Assigned task:
Leave the pictures out and give every entry again exactly.
Records for processing START
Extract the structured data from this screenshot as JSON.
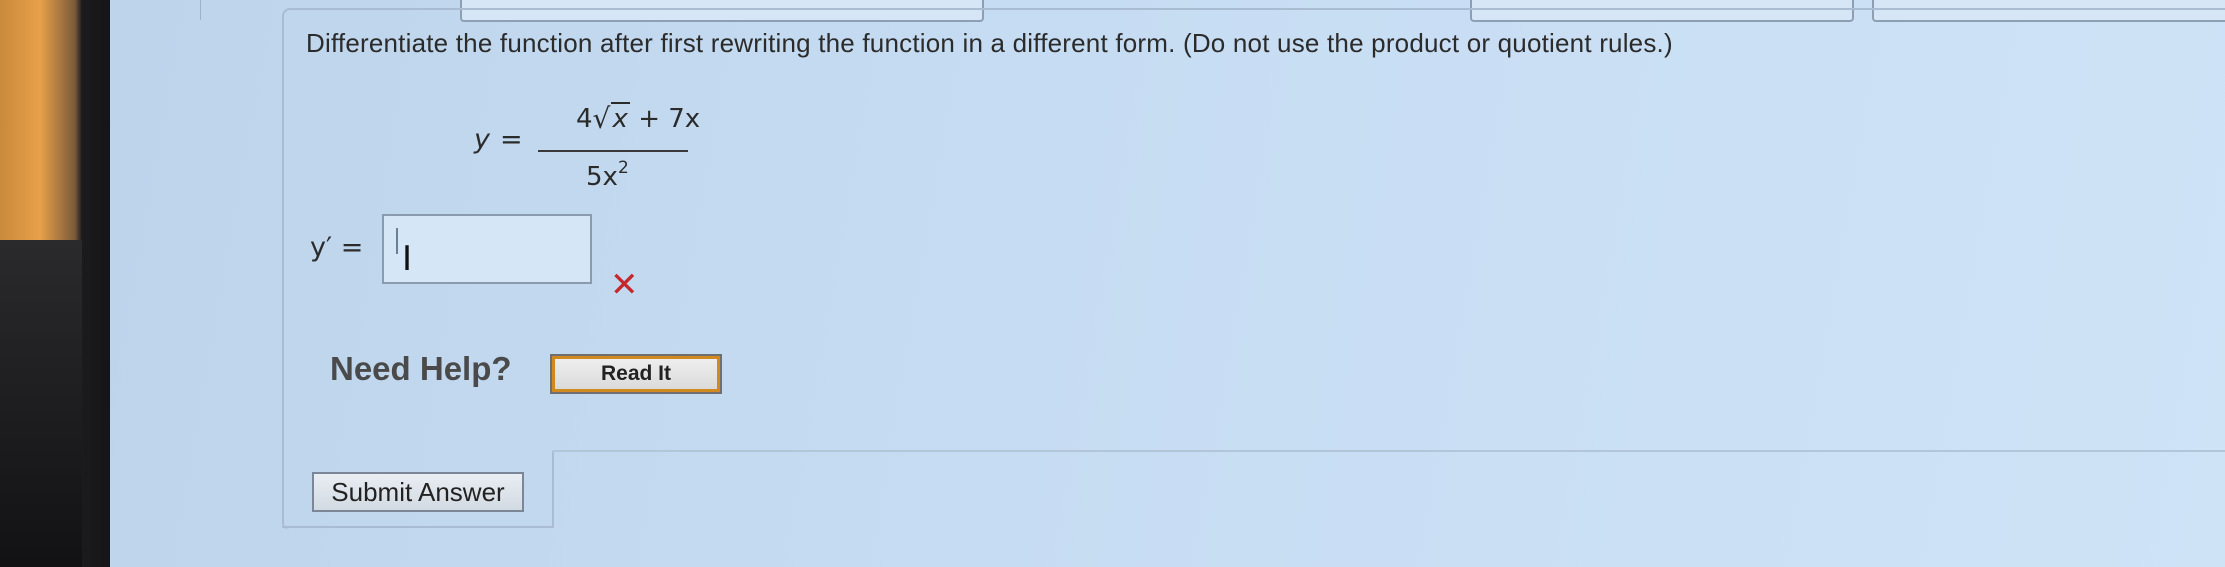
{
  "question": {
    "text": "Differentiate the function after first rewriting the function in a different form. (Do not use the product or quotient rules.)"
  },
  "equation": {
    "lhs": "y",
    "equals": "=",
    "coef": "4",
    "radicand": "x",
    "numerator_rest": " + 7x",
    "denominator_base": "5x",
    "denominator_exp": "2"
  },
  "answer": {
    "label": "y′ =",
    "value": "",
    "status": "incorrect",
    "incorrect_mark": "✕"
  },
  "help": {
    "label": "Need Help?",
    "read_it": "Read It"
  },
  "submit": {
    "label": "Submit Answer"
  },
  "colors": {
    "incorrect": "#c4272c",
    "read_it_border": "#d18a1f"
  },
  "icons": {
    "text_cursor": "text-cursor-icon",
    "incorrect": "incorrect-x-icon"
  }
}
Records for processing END
Response below:
Extract the structured data from this screenshot as JSON.
{
  "question": {
    "text": "Differentiate the function after first rewriting the function in a different form. (Do not use the product or quotient rules.)"
  },
  "equation": {
    "lhs": "y",
    "equals": "=",
    "coef": "4",
    "radicand": "x",
    "numerator_rest": " + 7x",
    "denominator_base": "5x",
    "denominator_exp": "2"
  },
  "answer": {
    "label": "y′ =",
    "value": "",
    "status": "incorrect",
    "incorrect_mark": "✕"
  },
  "help": {
    "label": "Need Help?",
    "read_it": "Read It"
  },
  "submit": {
    "label": "Submit Answer"
  },
  "colors": {
    "incorrect": "#c4272c",
    "read_it_border": "#d18a1f"
  },
  "icons": {
    "text_cursor": "text-cursor-icon",
    "incorrect": "incorrect-x-icon"
  }
}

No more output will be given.